* Work to be completed
The records below must be written out exactly, with every picture left behind.

** Opening Data for this task block **

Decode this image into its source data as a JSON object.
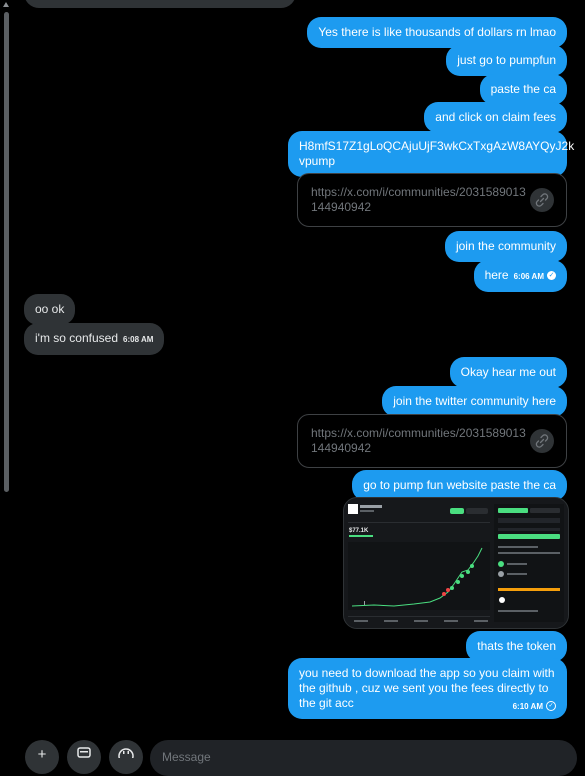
{
  "messages": {
    "m1": "Yes there is like thousands of dollars rn lmao",
    "m2": "just go to pumpfun",
    "m3": "paste the ca",
    "m4": "and click on claim fees",
    "m5_line1": "H8mfS17Z1gLoQCAjuUjF3wkCxTxgAzW8AYQyJ2k",
    "m5_line2": "vpump",
    "link1_url": "https://x.com/i/communities/2031589013144940942",
    "m6": "join the community",
    "m7": "here",
    "m7_time": "6:06 AM",
    "r1": "oo ok",
    "r2": "i'm so confused",
    "r2_time": "6:08 AM",
    "m8": "Okay hear me out",
    "m9": "join the twitter community here",
    "link2_url": "https://x.com/i/communities/2031589013144940942",
    "m10": "go to pump fun website paste the ca",
    "m11": "thats the token",
    "m12_line1": "you need to download the app so you claim with",
    "m12_line2": "the github , cuz we sent you the fees directly to",
    "m12_line3": "the git acc",
    "m12_time": "6:10 AM"
  },
  "screenshot": {
    "price": "$77.1K"
  },
  "composer": {
    "placeholder": "Message"
  },
  "icons": {
    "link": "link-icon",
    "add": "plus-icon",
    "gif": "gif-icon",
    "emoji": "emoji-icon",
    "read": "read-check-icon",
    "sent": "sent-check-icon"
  },
  "colors": {
    "outgoing": "#1d9bf0",
    "incoming": "#2f3336",
    "background": "#000000"
  }
}
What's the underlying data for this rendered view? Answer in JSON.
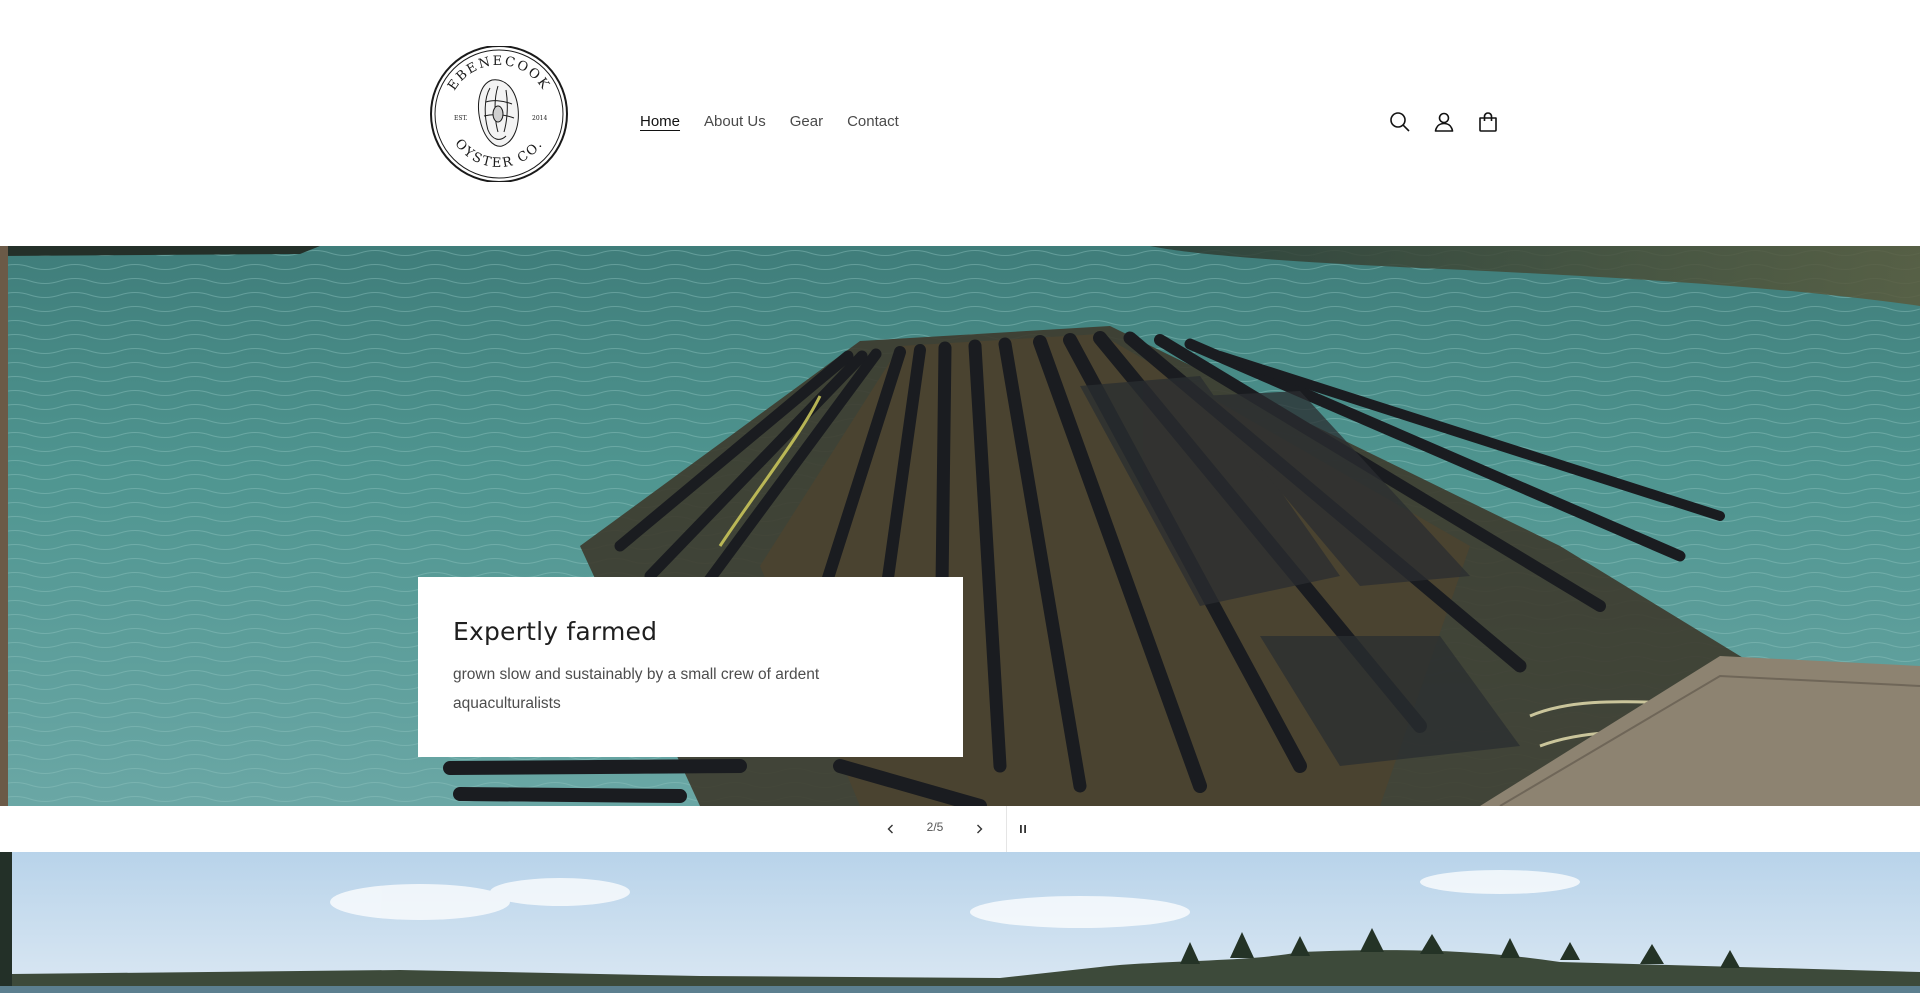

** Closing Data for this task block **

* Output of the exercise
Decode this image into its source data as a JSON object.
{
  "messages": {
    "m1": "Yes there is like thousands of dollars rn lmao",
    "m2": "just go to pumpfun",
    "m3": "paste the ca",
    "m4": "and click on claim fees",
    "m5_line1": "H8mfS17Z1gLoQCAjuUjF3wkCxTxgAzW8AYQyJ2k",
    "m5_line2": "vpump",
    "link1_url": "https://x.com/i/communities/2031589013144940942",
    "m6": "join the community",
    "m7": "here",
    "m7_time": "6:06 AM",
    "r1": "oo ok",
    "r2": "i'm so confused",
    "r2_time": "6:08 AM",
    "m8": "Okay hear me out",
    "m9": "join the twitter community here",
    "link2_url": "https://x.com/i/communities/2031589013144940942",
    "m10": "go to pump fun website paste the ca",
    "m11": "thats the token",
    "m12_line1": "you need to download the app so you claim with",
    "m12_line2": "the github , cuz we sent you the fees directly to",
    "m12_line3": "the git acc",
    "m12_time": "6:10 AM"
  },
  "screenshot": {
    "price": "$77.1K"
  },
  "composer": {
    "placeholder": "Message"
  },
  "icons": {
    "link": "link-icon",
    "add": "plus-icon",
    "gif": "gif-icon",
    "emoji": "emoji-icon",
    "read": "read-check-icon",
    "sent": "sent-check-icon"
  },
  "colors": {
    "outgoing": "#1d9bf0",
    "incoming": "#2f3336",
    "background": "#000000"
  }
}
What's the underlying data for this rendered view? Answer in JSON.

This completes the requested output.